Segment Start: Task input

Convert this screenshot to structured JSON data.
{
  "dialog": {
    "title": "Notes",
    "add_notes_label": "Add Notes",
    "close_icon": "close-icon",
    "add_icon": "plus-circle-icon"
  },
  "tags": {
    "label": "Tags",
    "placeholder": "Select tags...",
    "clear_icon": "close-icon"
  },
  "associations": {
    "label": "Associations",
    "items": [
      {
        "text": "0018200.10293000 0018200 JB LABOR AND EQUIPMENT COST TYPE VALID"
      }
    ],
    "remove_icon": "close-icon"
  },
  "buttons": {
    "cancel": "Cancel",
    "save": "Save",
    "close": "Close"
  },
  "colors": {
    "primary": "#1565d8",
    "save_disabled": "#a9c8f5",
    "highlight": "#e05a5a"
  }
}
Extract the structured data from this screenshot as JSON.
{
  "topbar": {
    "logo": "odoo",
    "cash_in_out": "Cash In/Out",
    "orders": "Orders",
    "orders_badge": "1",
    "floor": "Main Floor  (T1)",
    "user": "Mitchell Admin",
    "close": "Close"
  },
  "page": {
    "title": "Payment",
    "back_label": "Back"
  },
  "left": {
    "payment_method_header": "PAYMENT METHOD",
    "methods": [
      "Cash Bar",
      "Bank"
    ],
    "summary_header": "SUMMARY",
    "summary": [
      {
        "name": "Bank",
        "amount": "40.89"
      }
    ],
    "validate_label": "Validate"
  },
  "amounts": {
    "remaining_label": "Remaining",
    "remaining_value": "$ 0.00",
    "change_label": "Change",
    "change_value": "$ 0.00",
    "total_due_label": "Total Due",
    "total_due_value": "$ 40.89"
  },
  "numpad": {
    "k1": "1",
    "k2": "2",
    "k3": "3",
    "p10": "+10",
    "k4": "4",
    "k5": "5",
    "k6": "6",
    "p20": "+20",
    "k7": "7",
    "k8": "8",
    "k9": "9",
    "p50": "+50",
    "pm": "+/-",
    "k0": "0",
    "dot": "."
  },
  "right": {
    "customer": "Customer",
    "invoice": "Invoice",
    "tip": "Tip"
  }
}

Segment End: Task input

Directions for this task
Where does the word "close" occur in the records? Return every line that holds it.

Reply
    "close_icon": "close-icon",
    "clear_icon": "close-icon"
    "remove_icon": "close-icon"
    "close": "Close"
    "close": "Close"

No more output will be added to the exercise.